BSF procurement shake-up beckons with framework mooted
The RIBA has stepped up its war of words with education secretary Michael Gove as the future of the £55 billion Building Schools for the Future programme hangs in the balance.
President Ruth Reed was joined by predecessor Sunand Prasad in lambasting Gove after he renewed his claim that schools architects were wasting taxpayers’ money which should instead be spent on “frontline” services.
The spat comes as the government considers replacing the
current procurement system with a national framework of contractors similar to the one used for academies.
However, last week Gove reiterated his belief that the new government should not spend money on “consultants, architects or bureaucracy”.
This followed his comments last month, while still in opposition, in which he accused the profession of “creaming off cash” under BSF.
“It is wrong to run down something which has delivered real benefits,” Reed said. “Good architecture is a non-political thing and shouldn’t be used as a political weapon.
“There is a huge amount of anger out there because people are quite rightly distressed by the implication that architects have only been interested in what we can gain. We have said for a long time that the [BSF] process is flawed. The slings and arrows are falling in the wrong place.”
Prasad questioned why Gove had apologised for his “creaming off cash” remarks given his subsequent comments.
“What was the value of his apology?” he said. “To display such ignorance about what architects actually do is lamentable.”
But schools architect and advisor to Cabe, Jonathan Ellis-Miller, warned the RIBA not to go overboard.
“I think capital spending will continue,” he said. “The RIBA needs to be measured about this. They need to get Michael Gove onside and explain the benefits of good design, not go around saying he’s a bad guy.”
As firms continued to bid for major BSF contracts in areas such as Worcestershire and Southampton this week, Gove was tight-lipped when pressed for answers by fellow MPs in the Commons on Monday, saying only that the programme was under review.
But BD understands ministers are considering a more “cost-efficient” school building programme with higher levels of refurbishment for both school and non-school buildings, which could be converted.
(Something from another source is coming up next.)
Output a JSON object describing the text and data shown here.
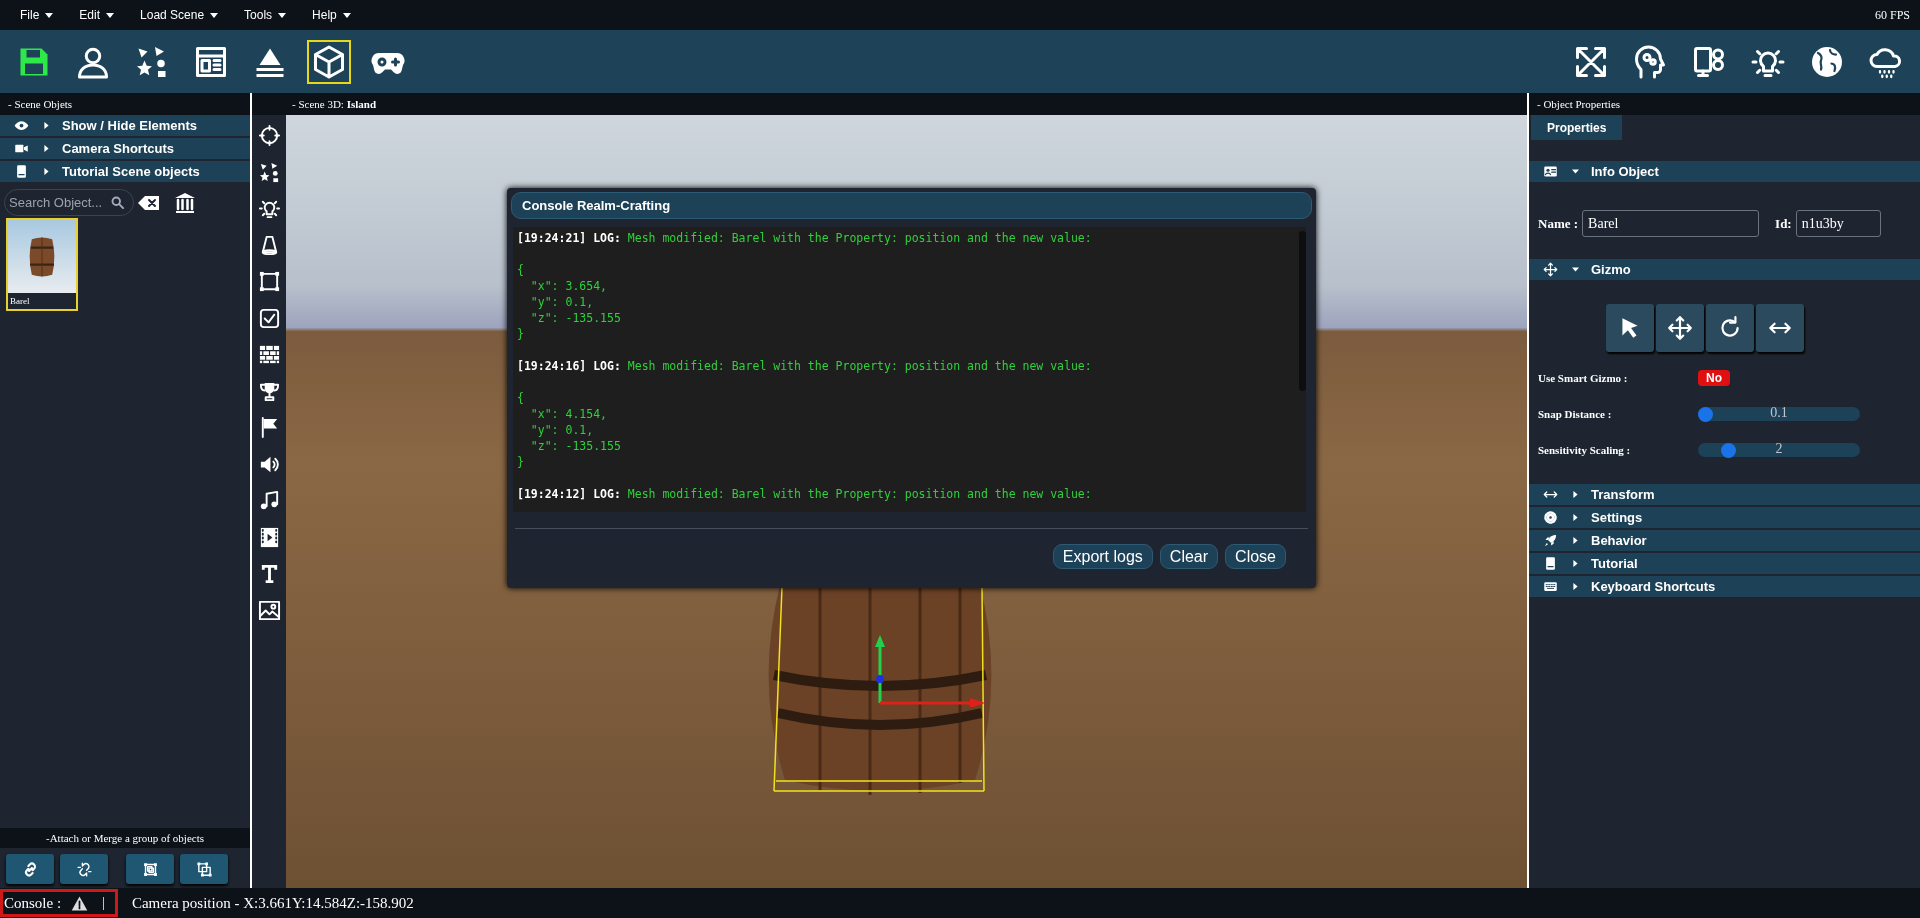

Such an arrangement could see some work halted while areas in greatest need are given priority.